Candidates who can demonstrate academic readiness without a test.
|GMAT, GRE, LSAT, MCAT|
|MIT Sloan||#5 (tie)||Yes|
Only if candidate's circumstances prevent them from safely accessing a GMAT or GRE exam.
|Notre Dame Mendoza||#25 (tie)||Yes|
More weight placed on other factors such as undergraduate GPA and course rigor.
|NYU Stern||#12 (tie)||Yes - Deadline to submit waiver request was Nov 1, 2022.|
Candidates who prove strong academic readiness. Dual-degree applicants may not request waivers.
|GMAT, GRE, EA, LSAT, MCAT, DAT|
Waived for UCLA School of Law and UCLA Geffen School
|UNC Kenan-Flagler||#19 (tie)||Yes|
Available for new applicants who can build a strong case for admission based on coursework, other advanced degree earned, professional experience in analytical or quantitative field, CFA or U.S. CPA, and strong test results from EA, LSAT, PCAT or MCAT
|GMAT, GRE (strong EA, LSAT, MCAT or PCAT) can be used to build a case for a waiver.)|
|USC Marshall||#19 (tie)||Yes|
Candidates who demonstrate exceptional academic achievement, including math preparedness. Waived for USC medical student applying to the MD/MBA.
|University of Texas McCombs||(#18)||Yes|
Minimum of three years of work experience and either an undergraduate or graduate program with a strong academic record, preferably in an analytical or quantitative nature.
|GMAT, GRE, EA|
Particular regard will be given for indicators of academic and professional accomplishment.
|GMAT, GRE, EA, LSAT or MCAT|
|Vanderbilt Owen||#25 (tie)||Yes|
Candidates who demonstrate multiple examples of academic and professional accomplishments are more likely to receive a waiver.
|GMAT, GRE, EA|
|Washington Foster||#22 (tie)||Yes|
Candidates who demonstrate strong quantitative skills through their prior academic work and recent professional experiences
***Disclaimer: Information is subject to change. Please check with individual programs to verify.***
Applying to business school with a test waiver may have implications beyond the admissions process. It might surprise you that top investment banks and consulting firms are also interested in the GMAT test score. While this is not what the test was designed for, these industries have long used the test score in their hiring process as a screening tool. Some have moved away from this usage, but not all. Ultimately, the decision to apply with or without a standardized test isn’t as straightforward as it may initially seem.

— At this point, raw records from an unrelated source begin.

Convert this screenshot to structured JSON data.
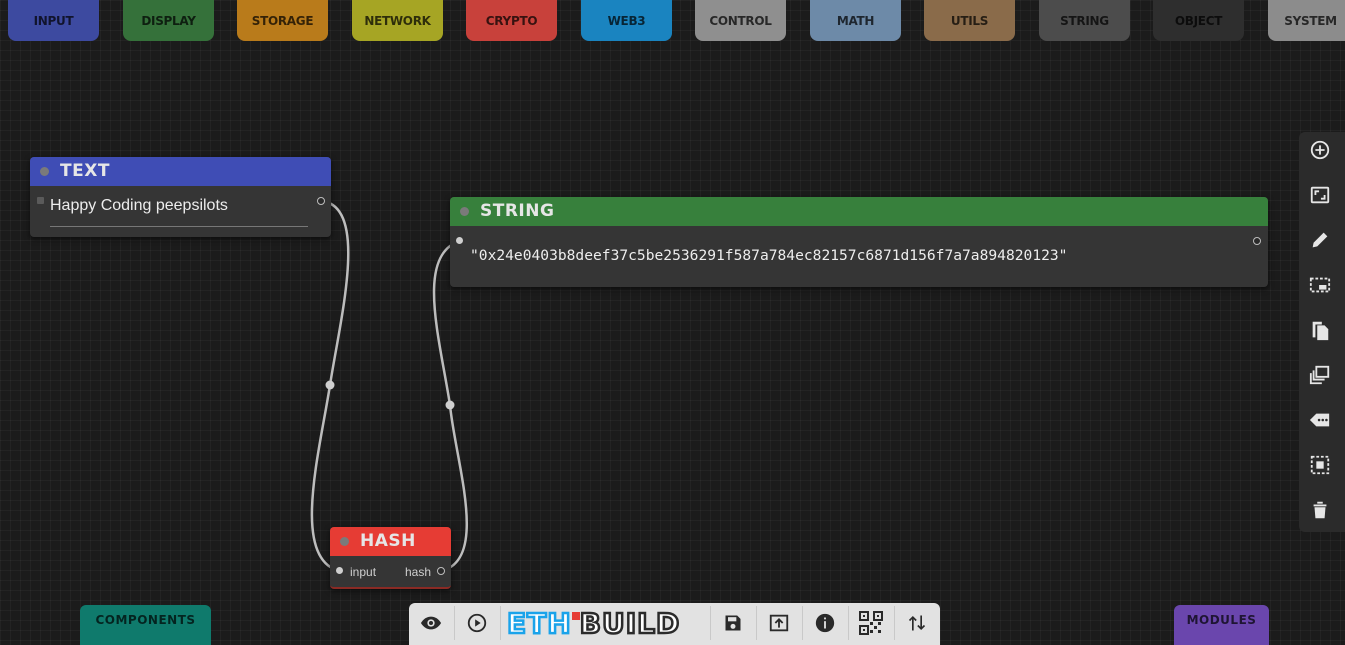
{
  "categories": [
    {
      "label": "INPUT",
      "color": "#3d4aa0"
    },
    {
      "label": "DISPLAY",
      "color": "#35713a"
    },
    {
      "label": "STORAGE",
      "color": "#b97b1b"
    },
    {
      "label": "NETWORK",
      "color": "#a6a524"
    },
    {
      "label": "CRYPTO",
      "color": "#c8413b"
    },
    {
      "label": "WEB3",
      "color": "#1a84c0"
    },
    {
      "label": "CONTROL",
      "color": "#8f8f8f"
    },
    {
      "label": "MATH",
      "color": "#6d8aa8"
    },
    {
      "label": "UTILS",
      "color": "#8a6b4a"
    },
    {
      "label": "STRING",
      "color": "#4c4c4c"
    },
    {
      "label": "OBJECT",
      "color": "#2e2e2e"
    },
    {
      "label": "SYSTEM",
      "color": "#8c8c8c"
    }
  ],
  "nodes": {
    "text": {
      "title": "TEXT",
      "value": "Happy Coding peepsilots",
      "color": "#3f4db5"
    },
    "string": {
      "title": "STRING",
      "value": "\"0x24e0403b8deef37c5be2536291f587a784ec82157c6871d156f7a7a894820123\"",
      "color": "#37803c"
    },
    "hash": {
      "title": "HASH",
      "input_label": "input",
      "output_label": "hash",
      "color": "#e63c34"
    }
  },
  "toolbar": [
    "add-icon",
    "fit-view-icon",
    "edit-icon",
    "select-region-icon",
    "copy-icon",
    "duplicate-icon",
    "label-icon",
    "select-all-icon",
    "delete-icon"
  ],
  "bottom_bar": {
    "logo_left": "ETH",
    "logo_right": "BUILD",
    "buttons": [
      "eye-icon",
      "play-icon",
      "save-icon",
      "upload-icon",
      "info-icon",
      "qr-code-icon",
      "swap-icon"
    ]
  },
  "tabs": {
    "components": "COMPONENTS",
    "modules": "MODULES"
  },
  "colors": {
    "components_tab": "#0f7a6c",
    "modules_tab": "#6a46ad",
    "bottom_bar": "#e2e2e2",
    "logo_blue": "#1aa3ea",
    "logo_dark": "#2b2b2b",
    "logo_red": "#e63c34"
  }
}
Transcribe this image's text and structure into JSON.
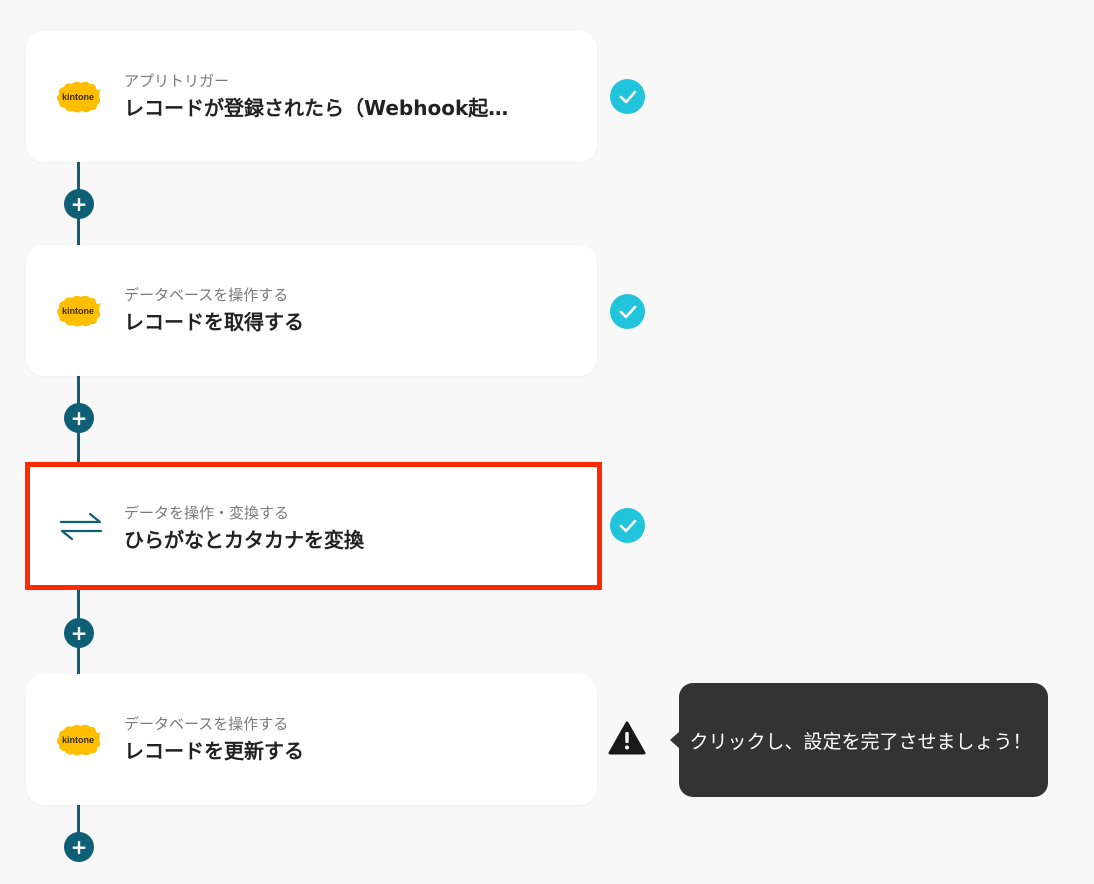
{
  "steps": [
    {
      "sublabel": "アプリトリガー",
      "title": "レコードが登録されたら（Webhook起…",
      "app_icon": "kintone-logo-icon",
      "logo_text": "kintone",
      "status": "complete"
    },
    {
      "sublabel": "データベースを操作する",
      "title": "レコードを取得する",
      "app_icon": "kintone-logo-icon",
      "logo_text": "kintone",
      "status": "complete"
    },
    {
      "sublabel": "データを操作・変換する",
      "title": "ひらがなとカタカナを変換",
      "app_icon": "swap-arrows-icon",
      "status": "complete",
      "highlighted": true
    },
    {
      "sublabel": "データベースを操作する",
      "title": "レコードを更新する",
      "app_icon": "kintone-logo-icon",
      "logo_text": "kintone",
      "status": "warning"
    }
  ],
  "add_step_symbol": "+",
  "tooltip": {
    "text": "クリックし、設定を完了させましょう！"
  },
  "colors": {
    "connector": "#0e5f76",
    "check": "#22c4dc",
    "highlight_border": "#ff2a00",
    "kintone_yellow": "#ffbe00",
    "tooltip_bg": "#333333"
  }
}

For the schools where you have the option to apply for a test waiver, consider how your score compares to the middle 80% score range for the most recent incoming class. (You’ll find this data in the Class Profile section of the school’s website.) In the end, submitting your application with a test waiver means that the school will have one less data point to use when selecting. You need to be admissible to the programs you are applying to, and you will also be competing against other talented applicants to get a seat in the MBA class.
If you know of other MBA programs that are accepting tests other than the GMAT or the GRE, let us know! Please email the information to firstname.lastname@example.org with a source that we can confirm.
One implication of reduced reliance on test scores is increased reliance on other elements of your application including your essays, resume, short answer responses, and interview.
With or without test scores, your top-choice MBA is within your reach. Just as we have helped thousands of applicants get into the MBA program of their dreams, Accepted can help you, too, through professional assessment of your profile, expert honing of your application, and confidence-boosting, targeted interview prep. Check out our MBA Services Packages to get the personalized, one-on-one attention you need to GET ACCEPTED!
As the former executive director of admissions at Carnegie Mellon’s Tepper School and assistant dean of admissions at Georgetown’s McDonough School and the University of Pittsburgh’s Katz School, has 23 years’ experience overseeing admissions committees and has reviewed more than 38,000 applications for the MBA and master’s programs in management of information systems, computational finance, business analytics, and product management. Want Kelly to help you get accepted? Click here to get in touch!